▶ [Activity]:
Show every line below where "JSON" appears.

------------------------------------------------

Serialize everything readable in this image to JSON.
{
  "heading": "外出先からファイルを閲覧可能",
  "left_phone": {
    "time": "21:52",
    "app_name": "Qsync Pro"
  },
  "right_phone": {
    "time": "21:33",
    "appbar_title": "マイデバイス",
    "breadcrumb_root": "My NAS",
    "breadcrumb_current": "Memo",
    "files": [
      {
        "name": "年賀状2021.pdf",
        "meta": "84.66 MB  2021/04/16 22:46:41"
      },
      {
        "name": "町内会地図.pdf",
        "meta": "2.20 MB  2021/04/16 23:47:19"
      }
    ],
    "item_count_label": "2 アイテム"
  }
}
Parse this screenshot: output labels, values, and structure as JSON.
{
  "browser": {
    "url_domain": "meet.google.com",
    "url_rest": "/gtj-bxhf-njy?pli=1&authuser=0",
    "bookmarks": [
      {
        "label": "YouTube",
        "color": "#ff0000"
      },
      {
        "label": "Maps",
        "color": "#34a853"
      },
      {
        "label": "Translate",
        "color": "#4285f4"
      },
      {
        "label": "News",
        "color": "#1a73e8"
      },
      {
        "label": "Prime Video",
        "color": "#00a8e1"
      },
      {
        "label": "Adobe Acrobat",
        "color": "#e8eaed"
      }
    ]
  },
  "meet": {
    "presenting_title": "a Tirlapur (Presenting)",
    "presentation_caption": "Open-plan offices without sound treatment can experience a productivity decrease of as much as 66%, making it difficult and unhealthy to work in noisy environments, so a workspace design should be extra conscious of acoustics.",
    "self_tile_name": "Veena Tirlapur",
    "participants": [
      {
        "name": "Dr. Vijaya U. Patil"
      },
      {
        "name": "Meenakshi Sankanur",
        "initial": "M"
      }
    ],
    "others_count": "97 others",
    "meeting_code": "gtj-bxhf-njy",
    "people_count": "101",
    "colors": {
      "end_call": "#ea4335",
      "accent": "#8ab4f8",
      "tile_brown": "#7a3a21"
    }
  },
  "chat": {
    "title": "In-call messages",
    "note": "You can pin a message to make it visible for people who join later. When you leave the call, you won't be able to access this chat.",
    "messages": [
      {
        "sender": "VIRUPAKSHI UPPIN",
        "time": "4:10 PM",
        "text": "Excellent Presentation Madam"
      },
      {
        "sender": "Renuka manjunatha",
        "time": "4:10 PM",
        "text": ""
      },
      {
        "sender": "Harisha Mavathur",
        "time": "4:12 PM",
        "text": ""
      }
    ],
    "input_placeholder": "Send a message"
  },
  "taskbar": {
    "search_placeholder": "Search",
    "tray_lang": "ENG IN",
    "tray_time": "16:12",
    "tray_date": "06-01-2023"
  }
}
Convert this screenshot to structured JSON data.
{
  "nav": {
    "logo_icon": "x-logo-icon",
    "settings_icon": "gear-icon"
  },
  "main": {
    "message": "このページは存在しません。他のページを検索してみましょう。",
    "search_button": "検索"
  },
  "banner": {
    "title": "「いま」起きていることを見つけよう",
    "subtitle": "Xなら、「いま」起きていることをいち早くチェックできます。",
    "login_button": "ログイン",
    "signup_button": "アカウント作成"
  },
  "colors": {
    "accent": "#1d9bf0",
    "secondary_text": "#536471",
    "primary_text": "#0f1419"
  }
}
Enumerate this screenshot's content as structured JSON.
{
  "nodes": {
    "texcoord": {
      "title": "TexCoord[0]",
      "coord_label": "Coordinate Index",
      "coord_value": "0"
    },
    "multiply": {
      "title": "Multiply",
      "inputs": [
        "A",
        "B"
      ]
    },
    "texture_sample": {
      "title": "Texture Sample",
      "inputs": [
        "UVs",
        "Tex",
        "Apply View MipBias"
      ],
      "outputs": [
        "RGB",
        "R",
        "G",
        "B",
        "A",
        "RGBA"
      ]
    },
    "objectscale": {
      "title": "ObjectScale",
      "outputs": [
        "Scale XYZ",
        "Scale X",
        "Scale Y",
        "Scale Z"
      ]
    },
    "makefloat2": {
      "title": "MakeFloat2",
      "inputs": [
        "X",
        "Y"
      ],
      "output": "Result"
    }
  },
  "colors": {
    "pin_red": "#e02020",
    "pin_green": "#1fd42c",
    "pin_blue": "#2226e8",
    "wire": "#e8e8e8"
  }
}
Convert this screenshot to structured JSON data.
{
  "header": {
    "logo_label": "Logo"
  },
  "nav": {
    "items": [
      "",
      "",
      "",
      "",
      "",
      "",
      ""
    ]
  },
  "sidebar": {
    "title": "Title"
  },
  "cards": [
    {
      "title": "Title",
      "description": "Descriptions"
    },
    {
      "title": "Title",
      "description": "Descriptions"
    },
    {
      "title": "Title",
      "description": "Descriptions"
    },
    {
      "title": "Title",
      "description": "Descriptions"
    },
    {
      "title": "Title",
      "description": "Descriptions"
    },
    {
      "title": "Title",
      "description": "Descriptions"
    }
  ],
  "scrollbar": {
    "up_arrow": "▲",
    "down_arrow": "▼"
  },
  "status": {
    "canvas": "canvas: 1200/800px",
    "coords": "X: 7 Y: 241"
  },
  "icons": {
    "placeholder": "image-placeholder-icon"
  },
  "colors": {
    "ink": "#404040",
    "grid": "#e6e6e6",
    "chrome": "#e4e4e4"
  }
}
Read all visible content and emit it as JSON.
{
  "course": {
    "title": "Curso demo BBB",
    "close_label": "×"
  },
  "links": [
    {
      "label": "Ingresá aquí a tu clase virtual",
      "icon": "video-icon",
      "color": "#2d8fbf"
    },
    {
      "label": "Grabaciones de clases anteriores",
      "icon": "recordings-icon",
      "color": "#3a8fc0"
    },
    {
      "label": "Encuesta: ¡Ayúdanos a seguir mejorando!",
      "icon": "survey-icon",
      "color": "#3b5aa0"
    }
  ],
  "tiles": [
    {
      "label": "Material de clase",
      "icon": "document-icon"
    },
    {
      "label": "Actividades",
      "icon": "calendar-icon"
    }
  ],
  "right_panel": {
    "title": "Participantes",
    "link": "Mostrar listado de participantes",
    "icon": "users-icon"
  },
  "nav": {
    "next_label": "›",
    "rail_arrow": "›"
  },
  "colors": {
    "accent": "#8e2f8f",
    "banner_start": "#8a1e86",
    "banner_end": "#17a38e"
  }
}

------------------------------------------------

▶ [Written answer]:
Serialize everything readable in this image to JSON.
Parse this screenshot: output labels, values, and structure as JSON.
Convert this screenshot to structured JSON data.
Enumerate this screenshot's content as structured JSON.
Convert this screenshot to structured JSON data.
Read all visible content and emit it as JSON.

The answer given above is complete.